Facebook's algorithms contribute to spread of fake news about COVID-19
Algorithms of the social network Facebook contribute to the spread of health misinformation. In the space of April 2020, health fake news got 460 million views. Such are the findings of the report of the human rights organization Avaas, as MediaSapiens reported.
The organization points out that Facebook has promised to fight the spread of health fake news. However, the algorithms of the social network, along with useful information, also contributed to the spread of dangerous fake news, which caused death of hundreds of people.
According to the study, 82 websites shared on Facebook that spread fake news about health, last year got 3.8 billion views. Among them, Avaas identified “42 Facebook pages as key drivers of engagement for these top health misinformation spreading websites. They are followed by more than 28 million people and generated an estimated 800 million views.”
For example, one of the fake stories, which said that the American Medical Association called on doctors to exaggerate the number of deaths from coronavirus, obtained 160 million views.
Some of the fake news that have been spread on the social network turned out to be deadly. Researchers noted that about 800 people died because they drank pure alcohol to protect themselves from the coronavirus. Another example occurred in South Korea. There, 100 people became infected with the coronavirus, because the priest had read that the injection of salt water into the mouth could protect against the coronavirus.
At the same time, Only 16% of all health misinformation analysed had a warning label from Facebook. . The remaining 84% were spread without any markings on.
According to the study, the pages of the ten most visited sites that proliferated fake news and conspiracy theories about health received almost four times more views than the ten most visited sites which produced evidence.
To reverse these trends, researchers advise Facebook to allow all users who see fake news to report them. This can reduce the spread of false information by 50%. As a second step, researchers advised the social network to review its algorithms. This could reduce the spread of fakes by 80%.
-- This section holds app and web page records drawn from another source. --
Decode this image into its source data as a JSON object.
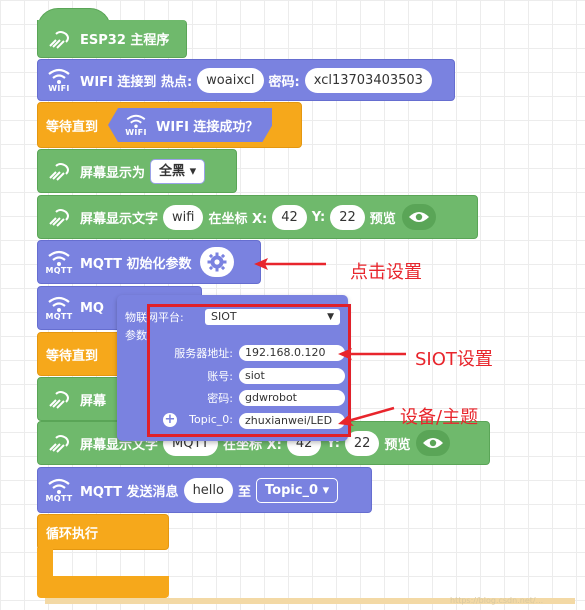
{
  "blocks": {
    "main": {
      "label": "ESP32 主程序"
    },
    "wifi_connect": {
      "icon_label": "WIFI",
      "prefix": "WIFI 连接到 热点:",
      "ssid": "woaixcl",
      "pwd_label": "密码:",
      "pwd": "xcl13703403503"
    },
    "wait_wifi": {
      "label": "等待直到",
      "icon_label": "WIFI",
      "condition": "WIFI 连接成功？"
    },
    "screen_show": {
      "label": "屏幕显示为",
      "value": "全黑"
    },
    "screen_text1": {
      "label": "屏幕显示文字",
      "text": "wifi",
      "coord_label": "在坐标 X:",
      "x": "42",
      "y_label": "Y:",
      "y": "22",
      "preview": "预览"
    },
    "mqtt_init": {
      "icon_label": "MQTT",
      "label": "MQTT 初始化参数"
    },
    "mqtt_partial": {
      "label": "MQ",
      "icon_label": "MQTT"
    },
    "wait_partial": {
      "label": "等待直到"
    },
    "screen_partial": {
      "label": "屏幕"
    },
    "screen_text2": {
      "label": "屏幕显示文字",
      "text": "MQTT",
      "coord_label": "在坐标 X:",
      "x": "42",
      "y_label": "Y:",
      "y": "22",
      "preview": "预览"
    },
    "mqtt_send": {
      "icon_label": "MQTT",
      "label": "MQTT 发送消息",
      "msg": "hello",
      "to_label": "至",
      "topic": "Topic_0"
    },
    "loop": {
      "label": "循环执行"
    }
  },
  "popup": {
    "platform_label": "物联网平台:",
    "platform_value": "SIOT",
    "params_label": "参数:",
    "server_label": "服务器地址:",
    "server_value": "192.168.0.120",
    "account_label": "账号:",
    "account_value": "siot",
    "password_label": "密码:",
    "password_value": "gdwrobot",
    "topic_label": "Topic_0:",
    "topic_value": "zhuxianwei/LED"
  },
  "annotations": {
    "click": "点击设置",
    "siot": "SIOT设置",
    "device": "设备/主题"
  },
  "watermark": "https://blog.csdn.net/...",
  "colors": {
    "green": "#6fb96c",
    "purple": "#7a82e0",
    "orange": "#f6a81b",
    "annotation_red": "#e8252c"
  }
}
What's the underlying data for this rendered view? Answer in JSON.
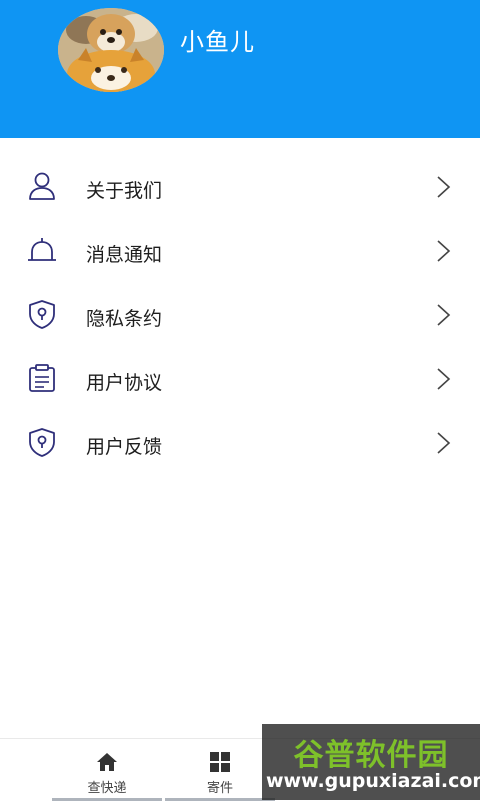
{
  "profile": {
    "username": "小鱼儿"
  },
  "menu": [
    {
      "label": "关于我们",
      "icon": "user-icon"
    },
    {
      "label": "消息通知",
      "icon": "bell-icon"
    },
    {
      "label": "隐私条约",
      "icon": "shield-icon"
    },
    {
      "label": "用户协议",
      "icon": "clipboard-icon"
    },
    {
      "label": "用户反馈",
      "icon": "shield-icon"
    }
  ],
  "tabbar": {
    "tabs": [
      {
        "label": "查快递",
        "icon": "home-icon"
      },
      {
        "label": "寄件",
        "icon": "grid-icon"
      }
    ]
  },
  "watermark": {
    "title": "谷普软件园",
    "url": "www.gupuxiazai.com"
  },
  "colors": {
    "header": "#0f95f3",
    "icon_stroke": "#2f2f7a",
    "watermark_green": "#7ec12a"
  }
}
It will be recalled that in the first three months of this year, at least 800 people died due to misinformation about COVID-19. Another 5,800 people were hospitalized for false information, according to a new study published in the American Journal of Tropical Medicine and Hygiene.